Queens Of The Stone Age had cleared the way with the pulverizing LP Songs For The Deaf in 2002, and Wolfmother’s late-’60s/early ’70s proto-metal revival in 2006 sparked major-label interest in the riff-heavy sound of its brethren Early Man and Sword.
But Montreal’s Priestess, echoing the melodic drive of greats like Thin Lizzy and AC/DC, was thought by many to be the next breakout act, and they signed to RCA in 2006. The label remastered their 2005 debut Hello Master — ignited by the frenzied dynamo of an opener “I Am The Night, Colour Me Black” — and waited for the profits to roll in. But they didn’t, or at least not in the obscene amounts they were hoping for.
Soon, in early 2010, Priestess will drive a brand-new Firebird of muscle-car rock off the lot in Prior To The Fire. But RCA has nothing to do with it. In fact, it’s been reported that RCA had a chance to release the new record, but it didn’t like what it heard and wanted Priestess to go back to the drawing board.
“We battled back and forth for a while about the new songs not being ‘marketable’ enough,” laughs Priestess vocalist/guitarist Mikey Heppner. “So that played a large part in the long delay and ultimately being dropped.”
Now with indie stalwart Tee Pee Records, Priestess is ready to assume its rightful place among the best indie metal acts around. It was an easy decision to go with Tee Pee.
“They are the best label out there for our kind of music, and they pulled a gun on us,” jokes Heppner.
Resorting to such threatening tactics wouldn’t be out of the realm of possibility for labels sure to be stunned by the invigorated Priestess’ relentless sonic assault, on display in storming tracks like “Sideways Attack” and “Ladykiller.”
“It’s our aim that the music will blow people away, or at least make them stoked,” says Heppner.
Recorded with producer David Schiffman (Mars Volta, System Of A Down and Nine Inch Nails), Prior To The Fire is due out in February 2010 and it promises to be a densely layered affair that’s always on the attack. It packs a wallop to the solar plexus that leaves you gasping for breath, but like Hello Master, Prior To The Fire’s melodies don’t get lost in the furious energy and prog-metal complexity Priestess has mastered.

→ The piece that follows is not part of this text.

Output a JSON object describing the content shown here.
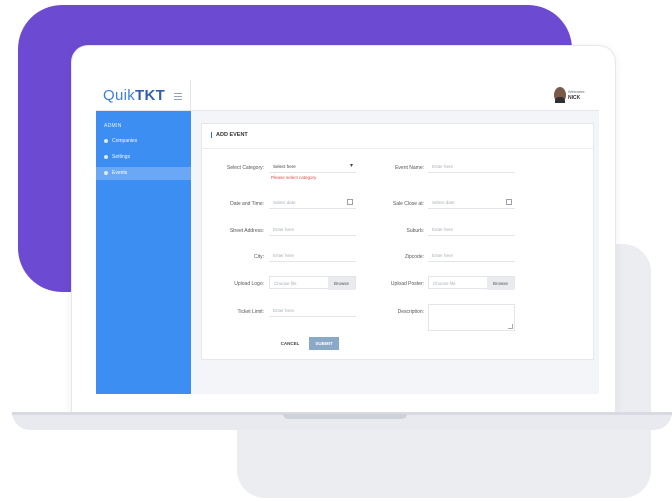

They’ve come a long way since 2003, when Heppner was playing with the punk band The Dropouts and the other three members hightailed it to New York to form the stylishly dark post-punk outfit The Stills. Left to his own devices, Heppner latched on with bassist Mike Dyball, drummer/vocalist Vince Nudo and vocalist/guitarist Dan Watchorn.
“We’ve all aged about 15 years in the past six,” says Heppner. “We’ve gotten tighter and better at our instruments, and are better at backing up with a trailer.”

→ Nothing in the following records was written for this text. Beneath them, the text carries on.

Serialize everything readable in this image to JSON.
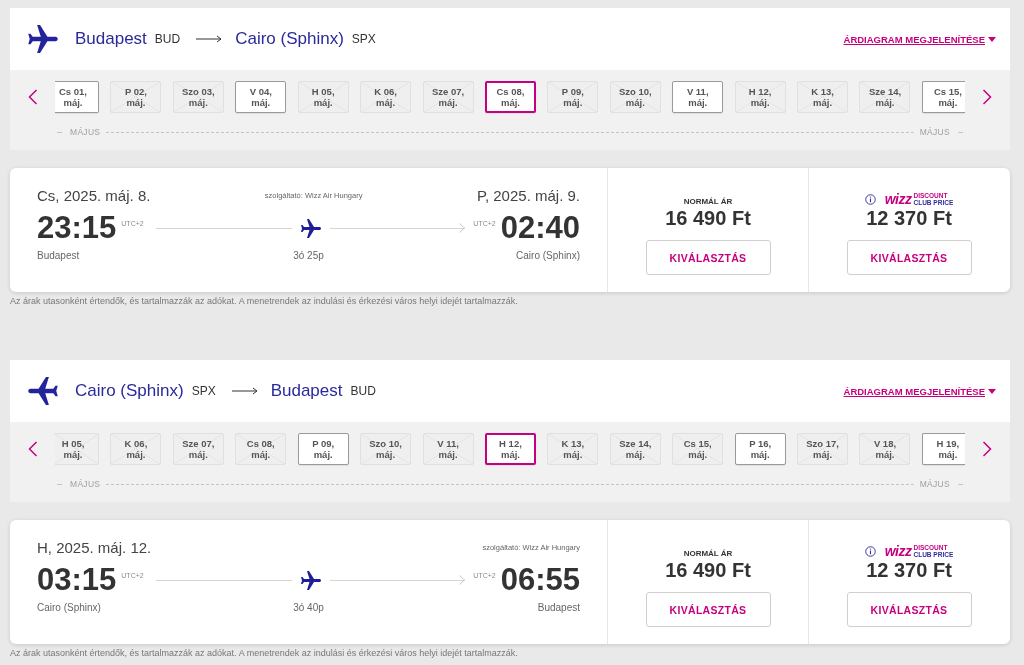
{
  "journeys": [
    {
      "kind": "outbound",
      "header": {
        "origin": {
          "city": "Budapest",
          "code": "BUD"
        },
        "destination": {
          "city": "Cairo (Sphinx)",
          "code": "SPX"
        },
        "chart_link": "ÁRDIAGRAM MEGJELENÍTÉSE"
      },
      "date_strip": {
        "month_start": "MÁJUS",
        "month_end": "MÁJUS",
        "dates": [
          {
            "day": "Cs 01,",
            "month": "máj.",
            "available": true,
            "selected": false
          },
          {
            "day": "P 02,",
            "month": "máj.",
            "available": false,
            "selected": false
          },
          {
            "day": "Szo 03,",
            "month": "máj.",
            "available": false,
            "selected": false
          },
          {
            "day": "V 04,",
            "month": "máj.",
            "available": true,
            "selected": false
          },
          {
            "day": "H 05,",
            "month": "máj.",
            "available": false,
            "selected": false
          },
          {
            "day": "K 06,",
            "month": "máj.",
            "available": false,
            "selected": false
          },
          {
            "day": "Sze 07,",
            "month": "máj.",
            "available": false,
            "selected": false
          },
          {
            "day": "Cs 08,",
            "month": "máj.",
            "available": true,
            "selected": true
          },
          {
            "day": "P 09,",
            "month": "máj.",
            "available": false,
            "selected": false
          },
          {
            "day": "Szo 10,",
            "month": "máj.",
            "available": false,
            "selected": false
          },
          {
            "day": "V 11,",
            "month": "máj.",
            "available": true,
            "selected": false
          },
          {
            "day": "H 12,",
            "month": "máj.",
            "available": false,
            "selected": false
          },
          {
            "day": "K 13,",
            "month": "máj.",
            "available": false,
            "selected": false
          },
          {
            "day": "Sze 14,",
            "month": "máj.",
            "available": false,
            "selected": false
          },
          {
            "day": "Cs 15,",
            "month": "máj.",
            "available": true,
            "selected": false
          }
        ]
      },
      "flight": {
        "departure_date": "Cs, 2025. máj. 8.",
        "operator": "szolgáltató: Wizz Air Hungary",
        "arrival_date": "P, 2025. máj. 9.",
        "departure_time": "23:15",
        "departure_tz": "UTC+2",
        "arrival_tz": "UTC+2",
        "arrival_time": "02:40",
        "origin": "Budapest",
        "duration": "3ó 25p",
        "destination": "Cairo (Sphinx)",
        "fares": [
          {
            "kind": "normal",
            "label": "NORMÁL ÁR",
            "price": "16 490 Ft",
            "button": "KIVÁLASZTÁS"
          },
          {
            "kind": "club",
            "logo": "wizz",
            "label_lines": [
              "DISCOUNT",
              "CLUB PRICE"
            ],
            "price": "12 370 Ft",
            "button": "KIVÁLASZTÁS"
          }
        ]
      },
      "note": "Az árak utasonként értendők, és tartalmazzák az adókat. A menetrendek az indulási és érkezési város helyi idejét tartalmazzák."
    },
    {
      "kind": "return",
      "header": {
        "origin": {
          "city": "Cairo (Sphinx)",
          "code": "SPX"
        },
        "destination": {
          "city": "Budapest",
          "code": "BUD"
        },
        "chart_link": "ÁRDIAGRAM MEGJELENÍTÉSE"
      },
      "date_strip": {
        "month_start": "MÁJUS",
        "month_end": "MÁJUS",
        "dates": [
          {
            "day": "H 05,",
            "month": "máj.",
            "available": false,
            "selected": false
          },
          {
            "day": "K 06,",
            "month": "máj.",
            "available": false,
            "selected": false
          },
          {
            "day": "Sze 07,",
            "month": "máj.",
            "available": false,
            "selected": false
          },
          {
            "day": "Cs 08,",
            "month": "máj.",
            "available": false,
            "selected": false
          },
          {
            "day": "P 09,",
            "month": "máj.",
            "available": true,
            "selected": false
          },
          {
            "day": "Szo 10,",
            "month": "máj.",
            "available": false,
            "selected": false
          },
          {
            "day": "V 11,",
            "month": "máj.",
            "available": false,
            "selected": false
          },
          {
            "day": "H 12,",
            "month": "máj.",
            "available": true,
            "selected": true
          },
          {
            "day": "K 13,",
            "month": "máj.",
            "available": false,
            "selected": false
          },
          {
            "day": "Sze 14,",
            "month": "máj.",
            "available": false,
            "selected": false
          },
          {
            "day": "Cs 15,",
            "month": "máj.",
            "available": false,
            "selected": false
          },
          {
            "day": "P 16,",
            "month": "máj.",
            "available": true,
            "selected": false
          },
          {
            "day": "Szo 17,",
            "month": "máj.",
            "available": false,
            "selected": false
          },
          {
            "day": "V 18,",
            "month": "máj.",
            "available": false,
            "selected": false
          },
          {
            "day": "H 19,",
            "month": "máj.",
            "available": true,
            "selected": false
          }
        ]
      },
      "flight": {
        "departure_date": "H, 2025. máj. 12.",
        "operator": "szolgáltató: Wizz Air Hungary",
        "departure_time": "03:15",
        "departure_tz": "UTC+2",
        "arrival_tz": "UTC+2",
        "arrival_time": "06:55",
        "origin": "Cairo (Sphinx)",
        "duration": "3ó 40p",
        "destination": "Budapest",
        "fares": [
          {
            "kind": "normal",
            "label": "NORMÁL ÁR",
            "price": "16 490 Ft",
            "button": "KIVÁLASZTÁS"
          },
          {
            "kind": "club",
            "logo": "wizz",
            "label_lines": [
              "DISCOUNT",
              "CLUB PRICE"
            ],
            "price": "12 370 Ft",
            "button": "KIVÁLASZTÁS"
          }
        ]
      },
      "note": "Az árak utasonként értendők, és tartalmazzák az adókat. A menetrendek az indulási és érkezési város helyi idejét tartalmazzák."
    }
  ]
}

A necessary skill when touring to the extent that Priestess has, going on the road with Black Label Society, Converge, Mastodon, Motoörhead and Gwar. But Priestess’ biggest moment came in 2007 when they opened for Megadeth in the U.K.
“[Dave] Mustaine is a hero of mine, and he was a f**kin’ sweet awesome dude,” says Heppner. Even sweeter for Priestess was having its song “Lay Down” picked for the “Guitar Hero III: Legends Of Rock” video game.
Feeling liberated and confident, after a series of recent shows in their native Canada indicated fans are embracing the band’s latest creations — “It’s been killer; the people are stoked,” says Heppner — Priestess is pleased to be on Tee Pee and believes the relationship with the label will be mutually beneficial.
“It’s nice to not be dead last on the list of priorities anymore!” exclaims Heppner.
Although it’ll be hard to match the stunning artwork on the cover of Hello Master, with its contorted hand breaking through dark orange skies and hovering over desolate, almost alien landscape. Heppner says he was blown away when he first saw it. “Arik Roper did that in like four days,” he adds.
It took longer than that for Rome to be built and for Prior To The Fire to come to life. But the extra time spent working on the new LP may just pay off for Priestess.